In addition to hibachi shows, BC Osaka also houses a sushi bar lined with red-leather barstools, where guests spin in anticipation of tempura-shrimp dragon rolls topped with creamy avocado fillets, or exotic morsels of sea urchin and giant clam. A buffet also sates any endless appetite that makes its way past the dining area’s dark polished wood and tasseled Japanese lanterns.
Though its Cantonese and Mandarin cuisine reflects some of China's oldest culinary traditions, Dragon Inn's Chicago Heights location also nurtures an evolving menu that includes sushi. Specialties include the 9-ounce hong kong porterhouse steak and the crispy duck. Accompanying housemade sauces are customized to guests' tastes, adding flavor to entrees and egg rolls that are folded by hand and filled with pork, shrimp, and vegetables.

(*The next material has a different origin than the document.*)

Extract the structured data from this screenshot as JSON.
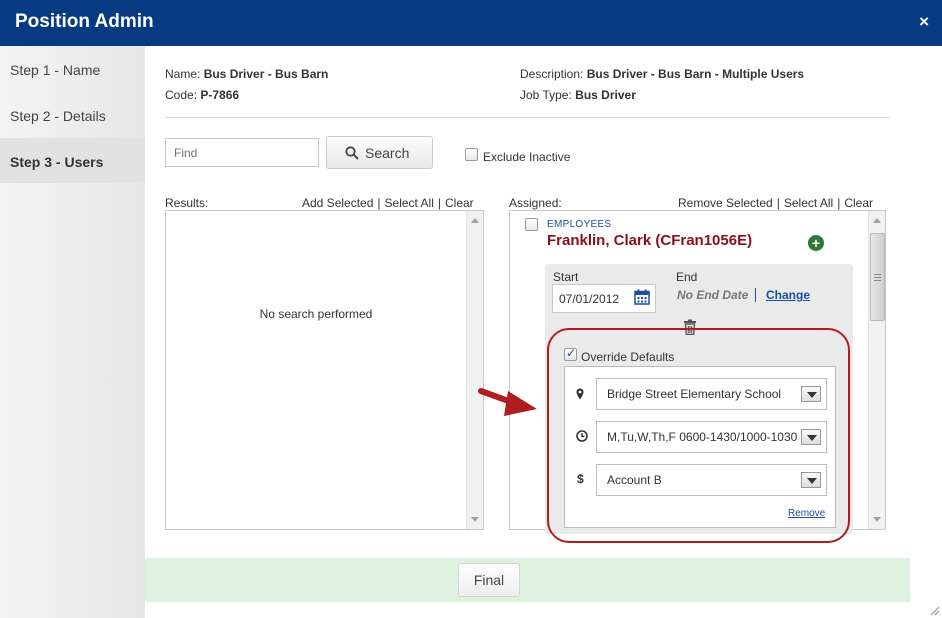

Sesame Inn’s mouth-watering menu whisks guests on culinary journeys through China, Japan, and Thailand. Seventeen stir-fried dishes, including spicy sichuan green beans and kung pao chicken with crunchy peanuts and water chestnuts, spring from traditional Chinese recipes like gold nuggets spring from fortune cookies. Chefs tuck chicken, beef, or shrimp into beds of pineapple fried rice or pad thai’s nest of egg-laced rice noodles. If diners prefer their entrees uncooked, the Kama Kaze maki showcases two types of tuna, and the vegetable maki arrives rolled with spinach, cucumber, gourd, pickles, and asparagus.
The chefs at Cantonesia Restaurant steam and stir-fry authentic Cantonese cuisine and Mandarin fare in the heart of Chinatown. Noodles brim with veggies, fresh seafood, and deep-fried meats served alongside belly-warming soups. The house specialty, Cantonese-style chop suey, blends a tasty trinity of sliced meats, egg, and vegetables, which diners can use to prove Plato’s tripartite theory of the soul. Waiters convey signature tropical mai tais as patrons unwind in red leather seats amid the soft lighting of chinese paper lanterns.
Located in Chinatown Square, Tasty City draws inspiration from Hong Kong cafés and street vendors to dish up a blend of Asian and Western cuisines. The eatery’s Chinese name translates to “a thousand tastes,” a title chefs aim to achieve with an extensive menu that harnesses fresh ingredients and a taste-bud personality test. A kitchen window allows diners to observe chefs as they whip up Japanese-style ramen noodles, smoothies made with 13 different fresh fruits, and dozens of baked, fried, and rolled rice entrees. In the dining room, a fleet of TVs neighbor large murals depicting trees and flowers, recessed blue lighting glows next to lights tucked into wavy orange ceiling pieces, and WiFi floats through the air.